■ **YOUR GOAL**:
Copy the result of filtering the entries below for lines that include the string "classX".

Records from a collection
########
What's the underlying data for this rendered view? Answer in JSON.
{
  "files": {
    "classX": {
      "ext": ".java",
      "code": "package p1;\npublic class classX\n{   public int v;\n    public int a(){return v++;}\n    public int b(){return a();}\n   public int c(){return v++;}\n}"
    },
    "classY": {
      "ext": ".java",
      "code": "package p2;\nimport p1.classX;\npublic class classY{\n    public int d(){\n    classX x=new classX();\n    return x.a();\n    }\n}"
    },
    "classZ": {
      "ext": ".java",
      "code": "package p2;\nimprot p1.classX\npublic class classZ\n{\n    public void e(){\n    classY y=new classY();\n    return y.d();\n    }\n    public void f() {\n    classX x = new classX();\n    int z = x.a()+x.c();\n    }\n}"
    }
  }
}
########
■ **WRITTEN SOLUTION**:
    "classX": {
      "code": "package p1;\npublic class classX\n{   public int v;\n    public int a(){return v++;}\n    public int b(){return a();}\n   public int c(){return v++;}\n}"
      "code": "package p2;\nimport p1.classX;\npublic class classY{\n    public int d(){\n    classX x=new classX();\n    return x.a();\n    }\n}"
      "code": "package p2;\nimprot p1.classX\npublic class classZ\n{\n    public void e(){\n    classY y=new classY();\n    return y.d();\n    }\n    public void f() {\n    classX x = new classX();\n    int z = x.a()+x.c();\n    }\n}"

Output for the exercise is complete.